→ **Provided records**:
↓↓↓

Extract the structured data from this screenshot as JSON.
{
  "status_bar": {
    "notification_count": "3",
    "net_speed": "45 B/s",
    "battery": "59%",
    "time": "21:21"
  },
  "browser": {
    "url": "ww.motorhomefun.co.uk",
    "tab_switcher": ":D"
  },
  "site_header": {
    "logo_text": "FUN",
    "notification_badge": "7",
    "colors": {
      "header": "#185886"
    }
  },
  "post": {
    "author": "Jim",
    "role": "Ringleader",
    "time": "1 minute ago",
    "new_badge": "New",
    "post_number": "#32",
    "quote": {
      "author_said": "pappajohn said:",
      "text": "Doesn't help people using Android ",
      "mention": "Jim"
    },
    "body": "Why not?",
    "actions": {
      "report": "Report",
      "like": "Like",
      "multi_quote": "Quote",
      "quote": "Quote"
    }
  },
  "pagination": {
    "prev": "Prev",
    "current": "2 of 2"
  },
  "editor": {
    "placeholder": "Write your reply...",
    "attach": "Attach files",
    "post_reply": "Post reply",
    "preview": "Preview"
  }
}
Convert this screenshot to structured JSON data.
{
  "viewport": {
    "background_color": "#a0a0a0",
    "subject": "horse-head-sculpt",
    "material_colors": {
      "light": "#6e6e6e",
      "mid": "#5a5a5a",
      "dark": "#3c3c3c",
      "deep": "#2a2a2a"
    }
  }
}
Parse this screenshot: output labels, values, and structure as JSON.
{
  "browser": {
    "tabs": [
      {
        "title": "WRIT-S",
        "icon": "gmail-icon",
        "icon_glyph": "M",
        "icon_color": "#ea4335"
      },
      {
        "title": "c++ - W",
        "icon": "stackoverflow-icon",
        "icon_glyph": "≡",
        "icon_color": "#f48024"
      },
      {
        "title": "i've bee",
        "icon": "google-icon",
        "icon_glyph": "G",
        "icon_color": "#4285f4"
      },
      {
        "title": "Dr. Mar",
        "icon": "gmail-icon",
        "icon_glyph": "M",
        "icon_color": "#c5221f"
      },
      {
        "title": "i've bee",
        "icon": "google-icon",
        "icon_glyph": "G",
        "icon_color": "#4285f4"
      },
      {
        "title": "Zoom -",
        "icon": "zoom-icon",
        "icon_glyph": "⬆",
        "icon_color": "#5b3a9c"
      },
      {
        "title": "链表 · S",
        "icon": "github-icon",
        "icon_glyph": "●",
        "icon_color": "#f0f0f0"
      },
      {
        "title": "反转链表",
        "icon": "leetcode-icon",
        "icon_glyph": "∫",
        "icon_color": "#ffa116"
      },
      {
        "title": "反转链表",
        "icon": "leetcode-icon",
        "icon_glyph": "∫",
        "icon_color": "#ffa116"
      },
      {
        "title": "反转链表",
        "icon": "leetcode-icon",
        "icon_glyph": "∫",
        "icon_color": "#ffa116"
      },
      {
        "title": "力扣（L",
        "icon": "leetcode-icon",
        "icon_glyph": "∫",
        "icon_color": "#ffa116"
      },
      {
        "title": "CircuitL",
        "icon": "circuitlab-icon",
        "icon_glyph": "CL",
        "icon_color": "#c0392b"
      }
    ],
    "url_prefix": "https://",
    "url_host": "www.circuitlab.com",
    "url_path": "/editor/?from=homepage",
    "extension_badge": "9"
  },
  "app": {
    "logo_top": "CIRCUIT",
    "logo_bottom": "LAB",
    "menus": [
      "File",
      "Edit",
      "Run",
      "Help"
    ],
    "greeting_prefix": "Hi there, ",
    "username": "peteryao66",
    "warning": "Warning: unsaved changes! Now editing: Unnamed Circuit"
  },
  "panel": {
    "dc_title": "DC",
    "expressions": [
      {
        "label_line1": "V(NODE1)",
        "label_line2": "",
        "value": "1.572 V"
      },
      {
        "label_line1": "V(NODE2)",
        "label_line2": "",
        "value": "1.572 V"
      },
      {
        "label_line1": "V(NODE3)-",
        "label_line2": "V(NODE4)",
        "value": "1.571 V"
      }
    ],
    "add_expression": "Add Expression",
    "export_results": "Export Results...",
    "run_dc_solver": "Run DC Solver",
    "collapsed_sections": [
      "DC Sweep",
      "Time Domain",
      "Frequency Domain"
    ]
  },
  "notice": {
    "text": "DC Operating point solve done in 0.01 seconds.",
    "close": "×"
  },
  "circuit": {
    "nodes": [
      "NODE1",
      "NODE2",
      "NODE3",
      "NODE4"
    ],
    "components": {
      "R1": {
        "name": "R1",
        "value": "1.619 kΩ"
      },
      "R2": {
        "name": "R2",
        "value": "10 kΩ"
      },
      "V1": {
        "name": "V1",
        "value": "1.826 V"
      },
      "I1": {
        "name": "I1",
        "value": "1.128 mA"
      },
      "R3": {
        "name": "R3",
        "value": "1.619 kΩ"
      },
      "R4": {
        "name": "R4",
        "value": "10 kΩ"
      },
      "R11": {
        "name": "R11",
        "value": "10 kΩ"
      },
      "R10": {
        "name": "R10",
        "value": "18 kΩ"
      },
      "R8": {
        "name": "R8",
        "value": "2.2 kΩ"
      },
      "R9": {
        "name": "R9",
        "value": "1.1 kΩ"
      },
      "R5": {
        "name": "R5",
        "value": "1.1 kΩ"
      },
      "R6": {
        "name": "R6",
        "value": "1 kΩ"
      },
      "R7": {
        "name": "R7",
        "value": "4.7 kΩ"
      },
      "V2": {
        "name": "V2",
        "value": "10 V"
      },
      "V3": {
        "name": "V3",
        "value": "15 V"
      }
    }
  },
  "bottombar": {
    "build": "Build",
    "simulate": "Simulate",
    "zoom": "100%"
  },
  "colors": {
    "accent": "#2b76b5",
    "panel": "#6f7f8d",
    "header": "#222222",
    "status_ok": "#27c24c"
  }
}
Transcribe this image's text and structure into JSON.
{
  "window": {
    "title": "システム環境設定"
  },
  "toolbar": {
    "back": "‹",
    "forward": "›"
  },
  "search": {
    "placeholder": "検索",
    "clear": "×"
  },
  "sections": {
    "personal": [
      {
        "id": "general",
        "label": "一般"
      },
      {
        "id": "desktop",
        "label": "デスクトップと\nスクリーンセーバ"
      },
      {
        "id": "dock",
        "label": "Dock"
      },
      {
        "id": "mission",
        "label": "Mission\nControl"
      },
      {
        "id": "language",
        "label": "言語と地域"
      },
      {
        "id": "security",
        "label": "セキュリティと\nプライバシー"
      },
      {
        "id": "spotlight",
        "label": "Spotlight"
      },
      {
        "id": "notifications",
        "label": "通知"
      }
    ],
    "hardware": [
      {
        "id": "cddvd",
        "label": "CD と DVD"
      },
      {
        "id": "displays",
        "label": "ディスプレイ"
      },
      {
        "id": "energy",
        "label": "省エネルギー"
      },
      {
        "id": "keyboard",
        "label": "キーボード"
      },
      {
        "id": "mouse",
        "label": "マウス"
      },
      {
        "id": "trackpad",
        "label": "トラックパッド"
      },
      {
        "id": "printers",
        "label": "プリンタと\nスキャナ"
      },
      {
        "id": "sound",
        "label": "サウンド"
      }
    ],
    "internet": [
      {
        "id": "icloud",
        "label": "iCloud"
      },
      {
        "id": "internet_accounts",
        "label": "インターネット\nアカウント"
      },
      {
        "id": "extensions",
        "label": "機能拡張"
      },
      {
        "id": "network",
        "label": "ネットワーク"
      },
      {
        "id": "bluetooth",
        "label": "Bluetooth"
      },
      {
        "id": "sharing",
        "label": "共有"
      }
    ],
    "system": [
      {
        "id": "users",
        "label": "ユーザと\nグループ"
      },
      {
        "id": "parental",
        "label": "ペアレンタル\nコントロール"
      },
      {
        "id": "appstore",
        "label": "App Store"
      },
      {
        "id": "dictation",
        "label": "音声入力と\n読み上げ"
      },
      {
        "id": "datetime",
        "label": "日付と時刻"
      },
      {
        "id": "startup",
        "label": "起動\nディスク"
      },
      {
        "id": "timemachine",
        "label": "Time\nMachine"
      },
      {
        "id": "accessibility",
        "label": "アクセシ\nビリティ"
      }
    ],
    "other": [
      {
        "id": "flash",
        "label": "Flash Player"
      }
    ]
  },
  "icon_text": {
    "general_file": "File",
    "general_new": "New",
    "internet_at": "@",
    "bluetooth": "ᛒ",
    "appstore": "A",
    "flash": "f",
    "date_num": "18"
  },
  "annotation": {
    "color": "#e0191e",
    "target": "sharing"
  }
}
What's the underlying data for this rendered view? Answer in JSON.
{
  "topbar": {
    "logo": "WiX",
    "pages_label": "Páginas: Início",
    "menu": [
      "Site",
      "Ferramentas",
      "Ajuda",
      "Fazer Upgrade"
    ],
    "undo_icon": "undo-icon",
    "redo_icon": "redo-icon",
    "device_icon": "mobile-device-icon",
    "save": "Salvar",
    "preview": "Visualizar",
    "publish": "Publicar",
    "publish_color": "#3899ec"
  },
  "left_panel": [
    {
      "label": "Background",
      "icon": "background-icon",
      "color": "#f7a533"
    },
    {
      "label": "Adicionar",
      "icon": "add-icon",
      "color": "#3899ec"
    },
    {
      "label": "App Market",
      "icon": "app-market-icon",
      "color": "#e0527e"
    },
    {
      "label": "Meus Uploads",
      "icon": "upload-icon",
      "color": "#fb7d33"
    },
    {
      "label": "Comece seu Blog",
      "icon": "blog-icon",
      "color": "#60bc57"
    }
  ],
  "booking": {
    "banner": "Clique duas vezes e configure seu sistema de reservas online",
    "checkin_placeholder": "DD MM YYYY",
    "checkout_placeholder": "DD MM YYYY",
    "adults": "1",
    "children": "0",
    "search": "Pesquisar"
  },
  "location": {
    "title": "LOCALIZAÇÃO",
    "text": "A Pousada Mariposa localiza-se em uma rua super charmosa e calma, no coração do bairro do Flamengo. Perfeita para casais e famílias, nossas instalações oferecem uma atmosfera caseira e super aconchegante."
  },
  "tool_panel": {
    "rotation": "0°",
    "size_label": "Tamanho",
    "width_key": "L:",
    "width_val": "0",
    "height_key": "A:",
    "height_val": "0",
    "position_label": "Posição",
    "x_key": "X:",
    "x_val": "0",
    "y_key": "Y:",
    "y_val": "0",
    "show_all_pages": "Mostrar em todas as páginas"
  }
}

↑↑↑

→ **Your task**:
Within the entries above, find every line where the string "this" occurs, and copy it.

→ **Written reply**:
Extract the structured data from this screenshot as JSON.
Convert this screenshot to structured JSON data.
Parse this screenshot: output labels, values, and structure as JSON.
Transcribe this image's text and structure into JSON.
What's the underlying data for this rendered view? Answer in JSON.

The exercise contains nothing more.